Economic inequality and the welfare state
DOI link for Economic inequality and the welfare state
Economic inequality and the welfare state book

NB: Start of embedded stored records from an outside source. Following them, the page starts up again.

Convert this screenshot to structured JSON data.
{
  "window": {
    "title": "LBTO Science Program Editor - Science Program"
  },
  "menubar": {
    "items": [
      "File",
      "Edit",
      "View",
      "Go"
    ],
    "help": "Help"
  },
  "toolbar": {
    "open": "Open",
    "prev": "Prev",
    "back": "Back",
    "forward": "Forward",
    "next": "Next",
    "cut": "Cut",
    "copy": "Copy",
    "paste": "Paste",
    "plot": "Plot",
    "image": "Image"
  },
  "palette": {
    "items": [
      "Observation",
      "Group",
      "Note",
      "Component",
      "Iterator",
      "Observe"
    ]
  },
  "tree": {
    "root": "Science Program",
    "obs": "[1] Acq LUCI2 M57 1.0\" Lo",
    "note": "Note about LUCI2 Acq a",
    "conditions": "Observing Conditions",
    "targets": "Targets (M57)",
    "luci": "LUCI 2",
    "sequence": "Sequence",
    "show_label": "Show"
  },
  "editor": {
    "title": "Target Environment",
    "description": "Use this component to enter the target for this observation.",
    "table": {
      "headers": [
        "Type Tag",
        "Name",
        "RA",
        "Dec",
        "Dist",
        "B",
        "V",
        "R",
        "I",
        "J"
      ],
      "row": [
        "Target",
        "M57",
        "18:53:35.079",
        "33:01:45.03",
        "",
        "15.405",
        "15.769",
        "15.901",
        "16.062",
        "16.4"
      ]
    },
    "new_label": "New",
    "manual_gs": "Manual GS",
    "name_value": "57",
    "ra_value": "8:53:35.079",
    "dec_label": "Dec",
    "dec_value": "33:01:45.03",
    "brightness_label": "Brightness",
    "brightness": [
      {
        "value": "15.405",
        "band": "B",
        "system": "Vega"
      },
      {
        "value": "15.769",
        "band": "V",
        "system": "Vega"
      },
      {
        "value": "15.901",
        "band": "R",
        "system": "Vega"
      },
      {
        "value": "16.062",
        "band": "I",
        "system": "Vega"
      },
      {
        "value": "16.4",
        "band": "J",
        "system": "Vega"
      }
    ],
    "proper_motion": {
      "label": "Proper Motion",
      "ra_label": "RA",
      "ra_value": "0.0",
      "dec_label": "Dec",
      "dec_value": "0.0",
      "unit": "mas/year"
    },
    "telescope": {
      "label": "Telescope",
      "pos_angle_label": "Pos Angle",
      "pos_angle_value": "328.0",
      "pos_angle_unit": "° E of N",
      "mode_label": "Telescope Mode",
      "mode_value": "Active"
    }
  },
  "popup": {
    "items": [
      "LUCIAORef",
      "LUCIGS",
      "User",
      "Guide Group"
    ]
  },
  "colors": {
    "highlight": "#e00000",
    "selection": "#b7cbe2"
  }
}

Welfare states are hardly limited to Europe and there are major differences between different welfare states. This chapter shows how these differences have been understood in terms of different worlds of welfare, so that the structural differences between national European societies are at least in part because of their different welfare states. It shows how the welfare state has been central to limiting economic inequality within Europe. The chapter also shows the varying extent to which national welfare states have been able to limit poverty and social exclusion. Differences between societies were seen as essentially a consequence of the stage of economic development. By the 1990s scholars accepted that differences between national welfare states were largely self-perpetuating and national developments were path dependent. In a European welfare state nearly everyone at some stage of their life will pay some tax and a surprisingly large number will receive some benefits.